WHAT YOU HAVE TO DO:
Write every line of the material out exactly as shown.

SOURCE INFORMATION:
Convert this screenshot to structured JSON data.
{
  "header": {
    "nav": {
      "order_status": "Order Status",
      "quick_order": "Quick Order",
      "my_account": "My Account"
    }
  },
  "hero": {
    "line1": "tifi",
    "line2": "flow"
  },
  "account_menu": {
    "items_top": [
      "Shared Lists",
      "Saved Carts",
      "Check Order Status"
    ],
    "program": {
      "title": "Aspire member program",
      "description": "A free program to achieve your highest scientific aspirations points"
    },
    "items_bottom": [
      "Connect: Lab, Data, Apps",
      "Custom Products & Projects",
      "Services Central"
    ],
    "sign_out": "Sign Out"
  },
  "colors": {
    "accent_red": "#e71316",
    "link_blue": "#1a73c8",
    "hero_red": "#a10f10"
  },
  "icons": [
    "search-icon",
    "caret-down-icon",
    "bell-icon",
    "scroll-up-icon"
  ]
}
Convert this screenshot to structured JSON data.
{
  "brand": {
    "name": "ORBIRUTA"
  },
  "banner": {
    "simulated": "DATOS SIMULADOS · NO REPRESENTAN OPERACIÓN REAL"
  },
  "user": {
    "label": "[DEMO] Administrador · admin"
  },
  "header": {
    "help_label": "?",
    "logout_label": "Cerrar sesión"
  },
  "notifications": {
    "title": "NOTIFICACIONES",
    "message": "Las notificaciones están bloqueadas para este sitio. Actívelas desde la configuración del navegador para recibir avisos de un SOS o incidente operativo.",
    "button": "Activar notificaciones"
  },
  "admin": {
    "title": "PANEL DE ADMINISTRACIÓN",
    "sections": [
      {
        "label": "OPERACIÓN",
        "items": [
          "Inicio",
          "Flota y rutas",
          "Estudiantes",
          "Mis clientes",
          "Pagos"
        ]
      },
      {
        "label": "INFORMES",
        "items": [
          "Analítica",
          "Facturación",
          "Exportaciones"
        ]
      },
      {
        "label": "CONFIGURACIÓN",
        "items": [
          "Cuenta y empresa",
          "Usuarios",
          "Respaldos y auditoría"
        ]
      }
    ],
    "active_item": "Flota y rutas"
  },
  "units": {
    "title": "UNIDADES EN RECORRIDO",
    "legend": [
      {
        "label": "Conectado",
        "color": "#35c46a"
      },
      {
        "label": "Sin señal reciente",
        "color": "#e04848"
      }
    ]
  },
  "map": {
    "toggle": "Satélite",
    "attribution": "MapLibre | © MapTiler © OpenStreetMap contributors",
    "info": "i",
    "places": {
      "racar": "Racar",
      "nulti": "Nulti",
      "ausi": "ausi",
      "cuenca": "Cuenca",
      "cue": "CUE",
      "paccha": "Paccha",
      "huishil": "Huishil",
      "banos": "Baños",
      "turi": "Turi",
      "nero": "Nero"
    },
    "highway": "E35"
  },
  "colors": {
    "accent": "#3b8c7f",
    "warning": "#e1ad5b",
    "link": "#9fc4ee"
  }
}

TASK OUTPUT:
Convert this screenshot to structured JSON data.
{
  "header": {
    "nav": {
      "order_status": "Order Status",
      "quick_order": "Quick Order",
      "my_account": "My Account"
    }
  },
  "hero": {
    "line1": "tifi",
    "line2": "flow"
  },
  "account_menu": {
    "items_top": [
      "Shared Lists",
      "Saved Carts",
      "Check Order Status"
    ],
    "program": {
      "title": "Aspire member program",
      "description": "A free program to achieve your highest scientific aspirations points"
    },
    "items_bottom": [
      "Connect: Lab, Data, Apps",
      "Custom Products & Projects",
      "Services Central"
    ],
    "sign_out": "Sign Out"
  },
  "colors": {
    "accent_red": "#e71316",
    "link_blue": "#1a73c8",
    "hero_red": "#a10f10"
  },
  "icons": [
    "search-icon",
    "caret-down-icon",
    "bell-icon",
    "scroll-up-icon"
  ]
}
Convert this screenshot to structured JSON data.
{
  "brand": {
    "name": "ORBIRUTA"
  },
  "banner": {
    "simulated": "DATOS SIMULADOS · NO REPRESENTAN OPERACIÓN REAL"
  },
  "user": {
    "label": "[DEMO] Administrador · admin"
  },
  "header": {
    "help_label": "?",
    "logout_label": "Cerrar sesión"
  },
  "notifications": {
    "title": "NOTIFICACIONES",
    "message": "Las notificaciones están bloqueadas para este sitio. Actívelas desde la configuración del navegador para recibir avisos de un SOS o incidente operativo.",
    "button": "Activar notificaciones"
  },
  "admin": {
    "title": "PANEL DE ADMINISTRACIÓN",
    "sections": [
      {
        "label": "OPERACIÓN",
        "items": [
          "Inicio",
          "Flota y rutas",
          "Estudiantes",
          "Mis clientes",
          "Pagos"
        ]
      },
      {
        "label": "INFORMES",
        "items": [
          "Analítica",
          "Facturación",
          "Exportaciones"
        ]
      },
      {
        "label": "CONFIGURACIÓN",
        "items": [
          "Cuenta y empresa",
          "Usuarios",
          "Respaldos y auditoría"
        ]
      }
    ],
    "active_item": "Flota y rutas"
  },
  "units": {
    "title": "UNIDADES EN RECORRIDO",
    "legend": [
      {
        "label": "Conectado",
        "color": "#35c46a"
      },
      {
        "label": "Sin señal reciente",
        "color": "#e04848"
      }
    ]
  },
  "map": {
    "toggle": "Satélite",
    "attribution": "MapLibre | © MapTiler © OpenStreetMap contributors",
    "info": "i",
    "places": {
      "racar": "Racar",
      "nulti": "Nulti",
      "ausi": "ausi",
      "cuenca": "Cuenca",
      "cue": "CUE",
      "paccha": "Paccha",
      "huishil": "Huishil",
      "banos": "Baños",
      "turi": "Turi",
      "nero": "Nero"
    },
    "highway": "E35"
  },
  "colors": {
    "accent": "#3b8c7f",
    "warning": "#e1ad5b",
    "link": "#9fc4ee"
  }
}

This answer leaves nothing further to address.